“Statistically significant differences in nutrient and chemical composition have been found between GE (genetically engineered) and non-GE plants by using traditional methods of compositional analysis, but the difference have been considered to fall within the range of naturally occurring variation found in currently available non-GE crops.” Visit the NAS website to read the full report.


Myth #3: Big companies force farmers to do things they don’t want to do.
Fact: Farmers are free to make their own decisions.

GM crops are grown around the world by approximately 17+ million farmers, most of them in developing countries. In total, more than 70 countries import or grow GMOs. Farmers are able to choose what seeds they grow and often determine what is best for their farms, the local community and what the current market needs are that match the landscape. Farmers also look for ways to grow crops using resources more efficiently and with less impact on the environment.

Lawson Mozley, a sixth-generation Florida farmer and cattle producer, uses GMO crops to help reduce his production costs and improve favorable traits for herbicide and insect resistance. As with Mr. Mozley, farmers across the globe continue to choose GMO crops to support the reduction of agriculture’s impact on their local environment and protect the land for future generations. Over the last 25 years, GMOs have helped to reduce pesticide applications by 7.2 percent and increase crop yields by 22 percent.


Myth #4: GMO crops are bad for the environment.
Fact: Just the opposite — GMO crops can help the environment.

Crops improved through the means of biotechnology save land in two ways. One way is “land sparing” which refers to farmers producing more output per planted acre; and with that, there is reduced pressure to add more farmland in order to keep up with growing food demands. The second way that biotech crops “save land” is more literal. Particularly when farmland is tilled (plowed) for weed control, it is very susceptible to erosion by water or wind. 
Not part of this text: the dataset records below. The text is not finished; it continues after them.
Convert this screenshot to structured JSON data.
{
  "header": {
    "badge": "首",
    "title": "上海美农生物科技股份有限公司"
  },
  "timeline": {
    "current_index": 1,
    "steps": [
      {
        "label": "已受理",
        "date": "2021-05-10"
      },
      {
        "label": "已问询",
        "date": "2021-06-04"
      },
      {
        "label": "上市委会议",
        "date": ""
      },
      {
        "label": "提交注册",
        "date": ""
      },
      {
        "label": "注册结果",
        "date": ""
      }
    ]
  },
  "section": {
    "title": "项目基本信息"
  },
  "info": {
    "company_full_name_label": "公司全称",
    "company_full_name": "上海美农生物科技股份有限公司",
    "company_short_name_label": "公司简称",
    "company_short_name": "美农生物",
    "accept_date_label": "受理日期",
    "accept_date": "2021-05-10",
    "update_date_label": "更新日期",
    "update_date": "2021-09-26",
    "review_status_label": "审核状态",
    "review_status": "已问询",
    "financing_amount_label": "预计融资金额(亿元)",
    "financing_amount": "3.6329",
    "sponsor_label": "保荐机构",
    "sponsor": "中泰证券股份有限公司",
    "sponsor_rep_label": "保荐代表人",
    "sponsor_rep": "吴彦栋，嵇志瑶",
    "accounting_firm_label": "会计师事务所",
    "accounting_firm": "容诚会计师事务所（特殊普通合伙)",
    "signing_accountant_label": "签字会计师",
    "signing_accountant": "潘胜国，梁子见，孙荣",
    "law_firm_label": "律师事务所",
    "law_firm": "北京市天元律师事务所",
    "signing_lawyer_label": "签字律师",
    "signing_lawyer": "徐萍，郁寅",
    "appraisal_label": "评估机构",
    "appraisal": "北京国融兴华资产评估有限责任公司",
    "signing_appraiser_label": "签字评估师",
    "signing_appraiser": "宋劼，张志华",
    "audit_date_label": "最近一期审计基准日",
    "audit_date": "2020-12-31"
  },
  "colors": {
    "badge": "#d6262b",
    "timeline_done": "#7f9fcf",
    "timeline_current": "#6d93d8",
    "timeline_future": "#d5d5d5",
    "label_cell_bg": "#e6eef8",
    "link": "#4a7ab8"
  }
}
By growing crops where they are most suitable to grow, farmers can optimize production based on natural systems. Farming sustainably with GMOs means minimal use of fertilizer, pesticides, water and fuel needed to produce a crop or increase yields. Check out our article on myths around biodiversity.


Myth #5: We don’t know enough about GMOs.
Fact: GMOs have been studied for over 30 years.

In the last 25 years, GMO crops are one primary agricultural tool, helping consumers, farmers and rural communities survive droughts, global warming, famine and food insecurity. However, the science of GMOs and selective breeding goes back much further to the advent of crop cultivation and the industrialization of agriculture. While it has only been in the last few decades that GMOs have become commercially available, farmers have been intentionally cultivating the genetic makeup of all domesticated crops for over 10,000 years. 

Every fruit, vegetable, and grain that is commercially available today has been altered, modified, and/or engineered by human hands, including organic and heirloom seeds. Through bioengineering and GM technology, real-world problems of food insecurity, reduced water supplies, insect or pest damage, health concerns and many others, can be remedied.

For example, in the past, a GM tobacco plant has been used to develop a treatment for the Ebola virus. While genetically modified citrus may directly fight citrus greening, a plant disease that is devastating the citrus industry. A research center is developing BioCassava Plus; this version of cassava is scientifically more nutritious, higher-yielding, and more marketable. Cassava is a staple crop consumed by more than 700 million people worldwide. 

To mark the 25th anniversary of GMOs becoming available, GMO Answers recently developed a list of 25 things to know about GMOs, from current GMOs to GMOs in development that could solve problems like malnutrition and blindness.

For even more myths and the science that shows the truth of GMOs value to the world, visit our GMOs: Myths vs Facts